■ EXERCISE MATERIALS ■
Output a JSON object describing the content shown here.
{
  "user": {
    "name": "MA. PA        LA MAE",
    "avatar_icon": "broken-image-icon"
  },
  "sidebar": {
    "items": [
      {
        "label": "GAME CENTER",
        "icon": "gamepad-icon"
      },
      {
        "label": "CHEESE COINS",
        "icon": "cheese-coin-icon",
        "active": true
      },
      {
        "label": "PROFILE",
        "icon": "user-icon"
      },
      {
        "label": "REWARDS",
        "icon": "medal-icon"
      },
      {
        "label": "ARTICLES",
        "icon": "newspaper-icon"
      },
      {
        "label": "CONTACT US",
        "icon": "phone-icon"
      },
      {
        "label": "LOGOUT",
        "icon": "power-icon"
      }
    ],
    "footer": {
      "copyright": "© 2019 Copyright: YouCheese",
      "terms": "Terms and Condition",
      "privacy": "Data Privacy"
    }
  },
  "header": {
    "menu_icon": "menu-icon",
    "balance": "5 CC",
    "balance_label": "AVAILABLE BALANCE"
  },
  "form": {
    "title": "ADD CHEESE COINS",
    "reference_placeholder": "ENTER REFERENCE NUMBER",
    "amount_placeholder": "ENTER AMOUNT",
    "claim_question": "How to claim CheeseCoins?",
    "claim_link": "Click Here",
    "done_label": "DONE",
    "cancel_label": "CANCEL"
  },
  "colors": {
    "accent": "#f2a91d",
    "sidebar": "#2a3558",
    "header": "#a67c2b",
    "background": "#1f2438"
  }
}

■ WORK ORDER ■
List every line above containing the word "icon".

■ SOLUTION ■
    "avatar_icon": "broken-image-icon"
        "icon": "gamepad-icon"
        "icon": "cheese-coin-icon",
        "icon": "user-icon"
        "icon": "medal-icon"
        "icon": "newspaper-icon"
        "icon": "phone-icon"
        "icon": "power-icon"
    "menu_icon": "menu-icon",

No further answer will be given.